The 3 Fairy Tale tapestries are finished! Photographed! Submitted! Ahead of the Oct 13th deadline. So I took time out to visit the Seattle Art Museum. I was really impressed by this place. The exhibits were arranged to create meaningful connections between the past and the present, with explanations that included the artist’s thoughts. Here are photos of the pieces that sang to me, along with photos of some of the explanations:
(above) A 100-year-old rubbing from a 2,000-year-old gravestone. Old art created from even older art. (below) They had 2 sets of samurai armour. I loved the hand covers
(Above) A painting by a contemporary Australian Aboriginal artist. (Below) several different patterns painted by other artists. Each dot hand painted.
(above) Masks from the original people of the Pacific Northwest, and something I had never seen before (above right): a human being neck ring. There are legs hanging down the back, but I couldn’t photograph them..
I’ve seen these two paintings before, but I really liked the explanations they gave with them (below)
The African exhibit was GREAT! They had the usual ancient tribal masks (below):
But they also had a parade of mannequins exhibiting contemporary costumes (below)
(above) Old African beadwork, but also the contemporary textile work of artist El Anatsui

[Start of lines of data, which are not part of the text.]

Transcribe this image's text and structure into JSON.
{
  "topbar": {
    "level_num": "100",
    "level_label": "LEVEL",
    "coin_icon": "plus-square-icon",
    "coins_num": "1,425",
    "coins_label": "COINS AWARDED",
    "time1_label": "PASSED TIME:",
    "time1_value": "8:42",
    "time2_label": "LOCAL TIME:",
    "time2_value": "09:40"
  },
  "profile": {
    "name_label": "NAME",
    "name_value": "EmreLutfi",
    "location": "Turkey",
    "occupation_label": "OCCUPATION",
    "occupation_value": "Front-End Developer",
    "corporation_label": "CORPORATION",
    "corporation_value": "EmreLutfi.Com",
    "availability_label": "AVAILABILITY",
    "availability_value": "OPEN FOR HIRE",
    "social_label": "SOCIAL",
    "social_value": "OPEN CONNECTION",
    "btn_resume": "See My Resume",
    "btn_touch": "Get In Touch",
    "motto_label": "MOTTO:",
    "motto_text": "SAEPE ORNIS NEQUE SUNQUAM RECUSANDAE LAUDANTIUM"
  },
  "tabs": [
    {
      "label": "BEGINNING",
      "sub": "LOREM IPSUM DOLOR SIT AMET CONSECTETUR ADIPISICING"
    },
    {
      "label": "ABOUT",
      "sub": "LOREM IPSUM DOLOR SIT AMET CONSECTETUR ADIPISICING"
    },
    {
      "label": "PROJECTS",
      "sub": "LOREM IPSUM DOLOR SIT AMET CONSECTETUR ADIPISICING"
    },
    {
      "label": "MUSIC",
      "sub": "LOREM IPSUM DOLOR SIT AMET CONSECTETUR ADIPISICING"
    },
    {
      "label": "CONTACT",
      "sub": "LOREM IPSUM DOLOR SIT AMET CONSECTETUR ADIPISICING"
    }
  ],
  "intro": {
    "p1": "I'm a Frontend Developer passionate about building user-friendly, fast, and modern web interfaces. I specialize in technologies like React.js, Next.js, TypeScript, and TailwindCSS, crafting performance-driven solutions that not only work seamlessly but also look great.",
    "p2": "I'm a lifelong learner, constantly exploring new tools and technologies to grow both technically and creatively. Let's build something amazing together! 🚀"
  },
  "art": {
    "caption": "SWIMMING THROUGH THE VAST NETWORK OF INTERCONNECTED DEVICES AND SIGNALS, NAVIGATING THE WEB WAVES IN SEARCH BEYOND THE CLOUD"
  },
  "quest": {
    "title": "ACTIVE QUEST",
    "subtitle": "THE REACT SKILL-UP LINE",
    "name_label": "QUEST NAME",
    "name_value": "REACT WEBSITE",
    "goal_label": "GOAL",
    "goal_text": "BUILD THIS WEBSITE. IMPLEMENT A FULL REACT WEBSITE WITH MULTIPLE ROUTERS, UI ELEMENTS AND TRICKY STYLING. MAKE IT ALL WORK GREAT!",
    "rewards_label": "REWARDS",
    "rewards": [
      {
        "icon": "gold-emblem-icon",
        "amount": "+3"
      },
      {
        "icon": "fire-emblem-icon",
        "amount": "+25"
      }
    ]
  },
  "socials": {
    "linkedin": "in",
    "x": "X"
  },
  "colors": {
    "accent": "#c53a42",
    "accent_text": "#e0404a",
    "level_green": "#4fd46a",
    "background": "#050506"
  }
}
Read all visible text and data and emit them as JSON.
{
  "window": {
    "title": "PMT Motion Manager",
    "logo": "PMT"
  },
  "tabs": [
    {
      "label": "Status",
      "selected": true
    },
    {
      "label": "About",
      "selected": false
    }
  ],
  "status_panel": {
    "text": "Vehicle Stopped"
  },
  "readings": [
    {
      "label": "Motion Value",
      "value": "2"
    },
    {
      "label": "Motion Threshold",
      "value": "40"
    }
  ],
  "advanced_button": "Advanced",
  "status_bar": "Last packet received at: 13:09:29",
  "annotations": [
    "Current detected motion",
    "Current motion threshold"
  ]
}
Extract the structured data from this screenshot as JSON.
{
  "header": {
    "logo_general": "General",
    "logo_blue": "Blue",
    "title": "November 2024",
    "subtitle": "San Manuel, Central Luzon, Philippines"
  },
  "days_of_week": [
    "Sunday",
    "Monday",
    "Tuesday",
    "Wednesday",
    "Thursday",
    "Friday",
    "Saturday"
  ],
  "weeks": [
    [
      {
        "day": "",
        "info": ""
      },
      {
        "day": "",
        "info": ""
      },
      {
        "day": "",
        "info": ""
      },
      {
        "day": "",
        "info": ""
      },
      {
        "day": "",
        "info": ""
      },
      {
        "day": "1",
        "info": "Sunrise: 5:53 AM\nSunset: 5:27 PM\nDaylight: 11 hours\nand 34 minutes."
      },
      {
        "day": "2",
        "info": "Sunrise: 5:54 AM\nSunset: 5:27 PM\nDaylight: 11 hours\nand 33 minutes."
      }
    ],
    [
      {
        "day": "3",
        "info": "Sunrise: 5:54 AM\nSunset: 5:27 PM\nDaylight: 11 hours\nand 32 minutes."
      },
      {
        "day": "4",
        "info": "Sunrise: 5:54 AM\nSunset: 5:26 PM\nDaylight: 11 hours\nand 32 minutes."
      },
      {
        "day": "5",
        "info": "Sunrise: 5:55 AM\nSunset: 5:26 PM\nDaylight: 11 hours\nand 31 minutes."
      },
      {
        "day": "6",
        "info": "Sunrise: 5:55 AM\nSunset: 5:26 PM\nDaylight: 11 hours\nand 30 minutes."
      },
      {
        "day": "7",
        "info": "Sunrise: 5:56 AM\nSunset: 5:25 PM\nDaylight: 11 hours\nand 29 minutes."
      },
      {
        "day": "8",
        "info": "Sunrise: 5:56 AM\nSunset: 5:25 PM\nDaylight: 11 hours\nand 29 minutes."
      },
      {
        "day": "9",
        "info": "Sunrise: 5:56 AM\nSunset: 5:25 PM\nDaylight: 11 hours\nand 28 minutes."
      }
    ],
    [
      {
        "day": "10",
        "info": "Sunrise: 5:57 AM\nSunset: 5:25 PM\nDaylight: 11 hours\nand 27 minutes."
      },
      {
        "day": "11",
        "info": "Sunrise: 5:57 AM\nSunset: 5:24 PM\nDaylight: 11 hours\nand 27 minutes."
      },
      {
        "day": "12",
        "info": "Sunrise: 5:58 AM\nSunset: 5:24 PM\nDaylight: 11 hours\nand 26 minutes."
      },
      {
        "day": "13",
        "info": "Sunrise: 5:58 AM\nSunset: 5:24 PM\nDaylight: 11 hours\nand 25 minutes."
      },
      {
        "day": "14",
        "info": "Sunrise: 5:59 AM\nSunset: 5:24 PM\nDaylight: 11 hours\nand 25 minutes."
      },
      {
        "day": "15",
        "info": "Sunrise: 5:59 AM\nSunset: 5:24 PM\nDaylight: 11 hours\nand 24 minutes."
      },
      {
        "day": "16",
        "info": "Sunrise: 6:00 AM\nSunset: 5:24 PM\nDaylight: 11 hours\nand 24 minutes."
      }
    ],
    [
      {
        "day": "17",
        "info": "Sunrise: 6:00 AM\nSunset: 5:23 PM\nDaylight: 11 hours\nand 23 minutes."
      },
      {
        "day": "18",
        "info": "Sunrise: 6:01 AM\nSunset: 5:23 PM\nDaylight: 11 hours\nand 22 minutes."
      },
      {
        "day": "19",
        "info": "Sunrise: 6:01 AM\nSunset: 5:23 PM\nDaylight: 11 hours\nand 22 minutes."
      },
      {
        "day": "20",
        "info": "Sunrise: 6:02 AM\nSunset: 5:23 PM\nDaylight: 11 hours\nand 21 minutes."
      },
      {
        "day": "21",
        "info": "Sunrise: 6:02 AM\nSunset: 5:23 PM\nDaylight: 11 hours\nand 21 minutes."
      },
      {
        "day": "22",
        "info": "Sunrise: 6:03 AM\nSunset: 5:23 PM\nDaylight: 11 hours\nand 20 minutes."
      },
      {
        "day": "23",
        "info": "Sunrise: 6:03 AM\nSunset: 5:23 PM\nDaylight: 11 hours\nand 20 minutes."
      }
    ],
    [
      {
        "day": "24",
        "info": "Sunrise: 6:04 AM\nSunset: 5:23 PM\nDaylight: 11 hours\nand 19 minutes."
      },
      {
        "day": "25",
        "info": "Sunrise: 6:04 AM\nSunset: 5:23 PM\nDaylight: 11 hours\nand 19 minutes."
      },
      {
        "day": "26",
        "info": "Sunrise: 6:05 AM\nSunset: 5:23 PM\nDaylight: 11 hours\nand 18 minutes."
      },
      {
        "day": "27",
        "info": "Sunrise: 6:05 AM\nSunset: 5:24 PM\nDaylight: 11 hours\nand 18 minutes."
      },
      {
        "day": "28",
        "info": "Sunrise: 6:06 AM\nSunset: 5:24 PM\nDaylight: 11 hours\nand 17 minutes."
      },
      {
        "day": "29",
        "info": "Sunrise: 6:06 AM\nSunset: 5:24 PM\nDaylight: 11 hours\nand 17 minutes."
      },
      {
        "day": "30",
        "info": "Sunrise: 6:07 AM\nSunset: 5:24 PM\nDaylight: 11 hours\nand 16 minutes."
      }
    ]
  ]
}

(below) Ancient African headdress….. with Nick Cave sound suits!
A magnificent ivory carving that until now I had only seen in photos, along with a cutting-edge installation (below)
I read the explanation for the installation, which has to do with empathy, and watched the accompanying video….but I’d have to read it a few more times to make sense of it (below):
(below) Last, huge photographic self-portraits by the South African artist Zanele Muholi:
I don’t pretend to fully understand her images, but I like the way she has some modern versions of ancient headdresses (below):
While waiting for the bus back home, I noticed these copper and stone decorations on an old Macy’s building (below).
And some good news: my Tablet series is being featured in Bound & Lettered Magazine:
The magazine did a great job showing my process, details, and information. It’s the first time that the printed black-and-white line image is shown next to the dye-painted image.